» PROVIDED RECORDS
○ ○ ○ ○
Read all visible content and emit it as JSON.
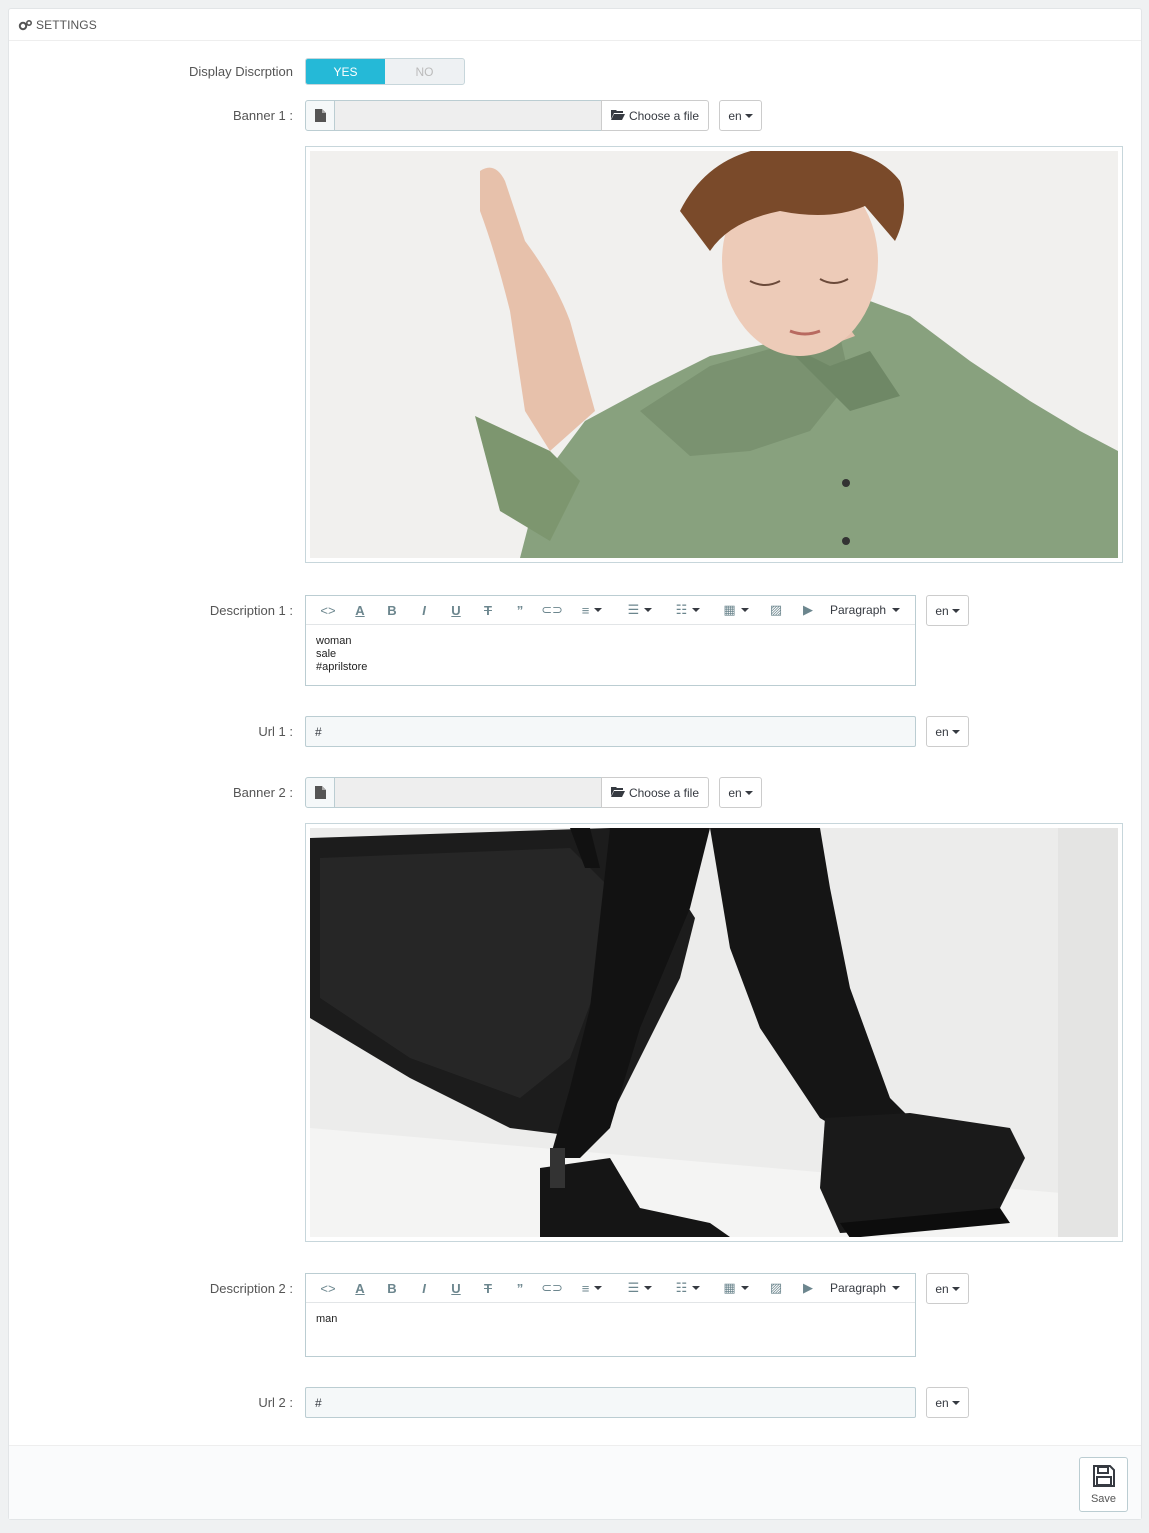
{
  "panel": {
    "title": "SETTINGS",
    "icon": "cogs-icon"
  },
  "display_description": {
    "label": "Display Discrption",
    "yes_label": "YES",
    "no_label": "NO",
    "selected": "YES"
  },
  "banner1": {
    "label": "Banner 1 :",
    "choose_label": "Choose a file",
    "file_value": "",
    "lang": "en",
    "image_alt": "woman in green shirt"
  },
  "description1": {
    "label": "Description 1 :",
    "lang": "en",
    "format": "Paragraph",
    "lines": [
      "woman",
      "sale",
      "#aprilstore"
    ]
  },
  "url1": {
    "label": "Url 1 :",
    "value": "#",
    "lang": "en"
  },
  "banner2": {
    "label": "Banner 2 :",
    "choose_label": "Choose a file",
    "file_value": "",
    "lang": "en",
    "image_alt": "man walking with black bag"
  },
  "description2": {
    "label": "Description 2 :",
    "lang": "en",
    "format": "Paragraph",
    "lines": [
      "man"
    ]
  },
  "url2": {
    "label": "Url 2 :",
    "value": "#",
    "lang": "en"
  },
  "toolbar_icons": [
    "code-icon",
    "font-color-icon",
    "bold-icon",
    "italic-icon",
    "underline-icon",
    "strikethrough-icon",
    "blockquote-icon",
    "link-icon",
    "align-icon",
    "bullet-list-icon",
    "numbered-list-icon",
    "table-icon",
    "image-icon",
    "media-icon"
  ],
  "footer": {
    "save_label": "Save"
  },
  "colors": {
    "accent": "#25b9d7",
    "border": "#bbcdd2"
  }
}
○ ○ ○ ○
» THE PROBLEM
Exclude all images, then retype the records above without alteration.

» RESPONSE AREA
Read all visible content and emit it as JSON.
{
  "panel": {
    "title": "SETTINGS",
    "icon": "cogs-icon"
  },
  "display_description": {
    "label": "Display Discrption",
    "yes_label": "YES",
    "no_label": "NO",
    "selected": "YES"
  },
  "banner1": {
    "label": "Banner 1 :",
    "choose_label": "Choose a file",
    "file_value": "",
    "lang": "en",
    "image_alt": "woman in green shirt"
  },
  "description1": {
    "label": "Description 1 :",
    "lang": "en",
    "format": "Paragraph",
    "lines": [
      "woman",
      "sale",
      "#aprilstore"
    ]
  },
  "url1": {
    "label": "Url 1 :",
    "value": "#",
    "lang": "en"
  },
  "banner2": {
    "label": "Banner 2 :",
    "choose_label": "Choose a file",
    "file_value": "",
    "lang": "en",
    "image_alt": "man walking with black bag"
  },
  "description2": {
    "label": "Description 2 :",
    "lang": "en",
    "format": "Paragraph",
    "lines": [
      "man"
    ]
  },
  "url2": {
    "label": "Url 2 :",
    "value": "#",
    "lang": "en"
  },
  "toolbar_icons": [
    "code-icon",
    "font-color-icon",
    "bold-icon",
    "italic-icon",
    "underline-icon",
    "strikethrough-icon",
    "blockquote-icon",
    "link-icon",
    "align-icon",
    "bullet-list-icon",
    "numbered-list-icon",
    "table-icon",
    "image-icon",
    "media-icon"
  ],
  "footer": {
    "save_label": "Save"
  },
  "colors": {
    "accent": "#25b9d7",
    "border": "#bbcdd2"
  }
}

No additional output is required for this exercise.